___ Information given ___

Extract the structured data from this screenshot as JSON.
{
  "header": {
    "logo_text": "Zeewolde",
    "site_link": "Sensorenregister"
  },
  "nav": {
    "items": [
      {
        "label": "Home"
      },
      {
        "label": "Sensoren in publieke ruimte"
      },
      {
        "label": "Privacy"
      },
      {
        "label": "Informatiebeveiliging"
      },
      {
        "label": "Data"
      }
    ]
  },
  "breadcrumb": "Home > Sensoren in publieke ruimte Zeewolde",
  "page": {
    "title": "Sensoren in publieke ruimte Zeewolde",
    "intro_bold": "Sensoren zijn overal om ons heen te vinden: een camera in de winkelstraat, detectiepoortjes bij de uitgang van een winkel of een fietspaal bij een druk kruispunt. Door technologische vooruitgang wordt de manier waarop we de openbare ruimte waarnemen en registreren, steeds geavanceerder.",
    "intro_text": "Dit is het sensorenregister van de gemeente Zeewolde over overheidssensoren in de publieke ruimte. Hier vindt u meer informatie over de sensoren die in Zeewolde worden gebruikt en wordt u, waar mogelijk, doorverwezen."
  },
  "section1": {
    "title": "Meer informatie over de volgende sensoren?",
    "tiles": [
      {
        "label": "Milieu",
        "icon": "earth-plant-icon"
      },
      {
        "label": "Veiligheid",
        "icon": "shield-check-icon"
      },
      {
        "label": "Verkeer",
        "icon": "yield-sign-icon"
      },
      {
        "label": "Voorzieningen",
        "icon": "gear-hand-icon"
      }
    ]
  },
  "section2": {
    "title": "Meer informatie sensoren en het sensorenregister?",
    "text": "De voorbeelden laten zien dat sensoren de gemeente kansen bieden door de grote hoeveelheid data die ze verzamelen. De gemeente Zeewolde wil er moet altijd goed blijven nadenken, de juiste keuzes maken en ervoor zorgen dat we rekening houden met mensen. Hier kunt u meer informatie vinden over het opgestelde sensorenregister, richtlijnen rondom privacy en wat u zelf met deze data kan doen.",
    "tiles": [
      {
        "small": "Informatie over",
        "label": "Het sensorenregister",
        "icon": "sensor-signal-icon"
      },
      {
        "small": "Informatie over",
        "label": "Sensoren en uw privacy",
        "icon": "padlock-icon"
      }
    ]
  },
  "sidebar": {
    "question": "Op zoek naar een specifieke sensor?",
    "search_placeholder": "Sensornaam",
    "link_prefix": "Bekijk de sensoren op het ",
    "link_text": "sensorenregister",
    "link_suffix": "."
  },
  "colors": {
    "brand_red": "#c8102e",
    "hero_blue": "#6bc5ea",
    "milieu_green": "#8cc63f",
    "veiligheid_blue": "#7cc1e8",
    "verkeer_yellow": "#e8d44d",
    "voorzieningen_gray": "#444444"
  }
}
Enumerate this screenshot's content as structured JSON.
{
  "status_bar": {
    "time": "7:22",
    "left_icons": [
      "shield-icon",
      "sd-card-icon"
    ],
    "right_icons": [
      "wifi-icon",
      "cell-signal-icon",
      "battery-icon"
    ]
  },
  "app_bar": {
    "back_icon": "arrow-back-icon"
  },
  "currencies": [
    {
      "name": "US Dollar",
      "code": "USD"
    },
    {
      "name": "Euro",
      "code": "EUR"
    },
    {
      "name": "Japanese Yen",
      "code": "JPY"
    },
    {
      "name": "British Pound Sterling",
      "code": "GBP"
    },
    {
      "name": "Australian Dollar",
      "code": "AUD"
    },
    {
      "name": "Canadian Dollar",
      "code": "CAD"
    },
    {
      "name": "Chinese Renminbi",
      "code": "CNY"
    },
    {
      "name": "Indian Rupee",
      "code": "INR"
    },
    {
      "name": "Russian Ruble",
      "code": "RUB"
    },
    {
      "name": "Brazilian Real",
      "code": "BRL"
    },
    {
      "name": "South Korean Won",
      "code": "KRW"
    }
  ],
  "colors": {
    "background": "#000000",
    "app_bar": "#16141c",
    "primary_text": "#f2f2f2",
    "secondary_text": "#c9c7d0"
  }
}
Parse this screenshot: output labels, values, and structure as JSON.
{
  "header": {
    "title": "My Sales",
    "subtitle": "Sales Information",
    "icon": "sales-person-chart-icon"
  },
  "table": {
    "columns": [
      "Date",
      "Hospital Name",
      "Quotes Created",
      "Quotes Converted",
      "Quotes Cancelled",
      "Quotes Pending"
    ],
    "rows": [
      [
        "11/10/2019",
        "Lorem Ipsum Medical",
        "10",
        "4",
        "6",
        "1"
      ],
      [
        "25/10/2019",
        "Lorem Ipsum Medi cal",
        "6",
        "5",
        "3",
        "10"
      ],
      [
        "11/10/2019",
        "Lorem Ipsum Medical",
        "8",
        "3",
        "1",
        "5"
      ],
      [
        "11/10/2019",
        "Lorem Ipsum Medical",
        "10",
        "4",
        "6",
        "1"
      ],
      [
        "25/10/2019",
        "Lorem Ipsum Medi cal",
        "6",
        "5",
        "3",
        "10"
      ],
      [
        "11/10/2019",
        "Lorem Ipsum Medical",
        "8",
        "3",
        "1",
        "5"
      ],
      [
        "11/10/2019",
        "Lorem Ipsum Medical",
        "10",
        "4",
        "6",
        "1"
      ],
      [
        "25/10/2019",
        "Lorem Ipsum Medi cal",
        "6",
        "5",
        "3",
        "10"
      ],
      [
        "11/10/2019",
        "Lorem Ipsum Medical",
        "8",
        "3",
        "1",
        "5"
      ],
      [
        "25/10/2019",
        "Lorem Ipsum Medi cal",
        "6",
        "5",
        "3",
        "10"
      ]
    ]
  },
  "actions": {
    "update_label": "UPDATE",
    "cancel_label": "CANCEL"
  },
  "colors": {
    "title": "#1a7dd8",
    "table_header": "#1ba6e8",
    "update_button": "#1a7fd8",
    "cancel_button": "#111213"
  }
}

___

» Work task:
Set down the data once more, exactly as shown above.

» Result of this task:
Extract the structured data from this screenshot as JSON.
{
  "header": {
    "logo_text": "Zeewolde",
    "site_link": "Sensorenregister"
  },
  "nav": {
    "items": [
      {
        "label": "Home"
      },
      {
        "label": "Sensoren in publieke ruimte"
      },
      {
        "label": "Privacy"
      },
      {
        "label": "Informatiebeveiliging"
      },
      {
        "label": "Data"
      }
    ]
  },
  "breadcrumb": "Home > Sensoren in publieke ruimte Zeewolde",
  "page": {
    "title": "Sensoren in publieke ruimte Zeewolde",
    "intro_bold": "Sensoren zijn overal om ons heen te vinden: een camera in de winkelstraat, detectiepoortjes bij de uitgang van een winkel of een fietspaal bij een druk kruispunt. Door technologische vooruitgang wordt de manier waarop we de openbare ruimte waarnemen en registreren, steeds geavanceerder.",
    "intro_text": "Dit is het sensorenregister van de gemeente Zeewolde over overheidssensoren in de publieke ruimte. Hier vindt u meer informatie over de sensoren die in Zeewolde worden gebruikt en wordt u, waar mogelijk, doorverwezen."
  },
  "section1": {
    "title": "Meer informatie over de volgende sensoren?",
    "tiles": [
      {
        "label": "Milieu",
        "icon": "earth-plant-icon"
      },
      {
        "label": "Veiligheid",
        "icon": "shield-check-icon"
      },
      {
        "label": "Verkeer",
        "icon": "yield-sign-icon"
      },
      {
        "label": "Voorzieningen",
        "icon": "gear-hand-icon"
      }
    ]
  },
  "section2": {
    "title": "Meer informatie sensoren en het sensorenregister?",
    "text": "De voorbeelden laten zien dat sensoren de gemeente kansen bieden door de grote hoeveelheid data die ze verzamelen. De gemeente Zeewolde wil er moet altijd goed blijven nadenken, de juiste keuzes maken en ervoor zorgen dat we rekening houden met mensen. Hier kunt u meer informatie vinden over het opgestelde sensorenregister, richtlijnen rondom privacy en wat u zelf met deze data kan doen.",
    "tiles": [
      {
        "small": "Informatie over",
        "label": "Het sensorenregister",
        "icon": "sensor-signal-icon"
      },
      {
        "small": "Informatie over",
        "label": "Sensoren en uw privacy",
        "icon": "padlock-icon"
      }
    ]
  },
  "sidebar": {
    "question": "Op zoek naar een specifieke sensor?",
    "search_placeholder": "Sensornaam",
    "link_prefix": "Bekijk de sensoren op het ",
    "link_text": "sensorenregister",
    "link_suffix": "."
  },
  "colors": {
    "brand_red": "#c8102e",
    "hero_blue": "#6bc5ea",
    "milieu_green": "#8cc63f",
    "veiligheid_blue": "#7cc1e8",
    "verkeer_yellow": "#e8d44d",
    "voorzieningen_gray": "#444444"
  }
}
Enumerate this screenshot's content as structured JSON.
{
  "status_bar": {
    "time": "7:22",
    "left_icons": [
      "shield-icon",
      "sd-card-icon"
    ],
    "right_icons": [
      "wifi-icon",
      "cell-signal-icon",
      "battery-icon"
    ]
  },
  "app_bar": {
    "back_icon": "arrow-back-icon"
  },
  "currencies": [
    {
      "name": "US Dollar",
      "code": "USD"
    },
    {
      "name": "Euro",
      "code": "EUR"
    },
    {
      "name": "Japanese Yen",
      "code": "JPY"
    },
    {
      "name": "British Pound Sterling",
      "code": "GBP"
    },
    {
      "name": "Australian Dollar",
      "code": "AUD"
    },
    {
      "name": "Canadian Dollar",
      "code": "CAD"
    },
    {
      "name": "Chinese Renminbi",
      "code": "CNY"
    },
    {
      "name": "Indian Rupee",
      "code": "INR"
    },
    {
      "name": "Russian Ruble",
      "code": "RUB"
    },
    {
      "name": "Brazilian Real",
      "code": "BRL"
    },
    {
      "name": "South Korean Won",
      "code": "KRW"
    }
  ],
  "colors": {
    "background": "#000000",
    "app_bar": "#16141c",
    "primary_text": "#f2f2f2",
    "secondary_text": "#c9c7d0"
  }
}
Parse this screenshot: output labels, values, and structure as JSON.
{
  "header": {
    "title": "My Sales",
    "subtitle": "Sales Information",
    "icon": "sales-person-chart-icon"
  },
  "table": {
    "columns": [
      "Date",
      "Hospital Name",
      "Quotes Created",
      "Quotes Converted",
      "Quotes Cancelled",
      "Quotes Pending"
    ],
    "rows": [
      [
        "11/10/2019",
        "Lorem Ipsum Medical",
        "10",
        "4",
        "6",
        "1"
      ],
      [
        "25/10/2019",
        "Lorem Ipsum Medi cal",
        "6",
        "5",
        "3",
        "10"
      ],
      [
        "11/10/2019",
        "Lorem Ipsum Medical",
        "8",
        "3",
        "1",
        "5"
      ],
      [
        "11/10/2019",
        "Lorem Ipsum Medical",
        "10",
        "4",
        "6",
        "1"
      ],
      [
        "25/10/2019",
        "Lorem Ipsum Medi cal",
        "6",
        "5",
        "3",
        "10"
      ],
      [
        "11/10/2019",
        "Lorem Ipsum Medical",
        "8",
        "3",
        "1",
        "5"
      ],
      [
        "11/10/2019",
        "Lorem Ipsum Medical",
        "10",
        "4",
        "6",
        "1"
      ],
      [
        "25/10/2019",
        "Lorem Ipsum Medi cal",
        "6",
        "5",
        "3",
        "10"
      ],
      [
        "11/10/2019",
        "Lorem Ipsum Medical",
        "8",
        "3",
        "1",
        "5"
      ],
      [
        "25/10/2019",
        "Lorem Ipsum Medi cal",
        "6",
        "5",
        "3",
        "10"
      ]
    ]
  },
  "actions": {
    "update_label": "UPDATE",
    "cancel_label": "CANCEL"
  },
  "colors": {
    "title": "#1a7dd8",
    "table_header": "#1ba6e8",
    "update_button": "#1a7fd8",
    "cancel_button": "#111213"
  }
}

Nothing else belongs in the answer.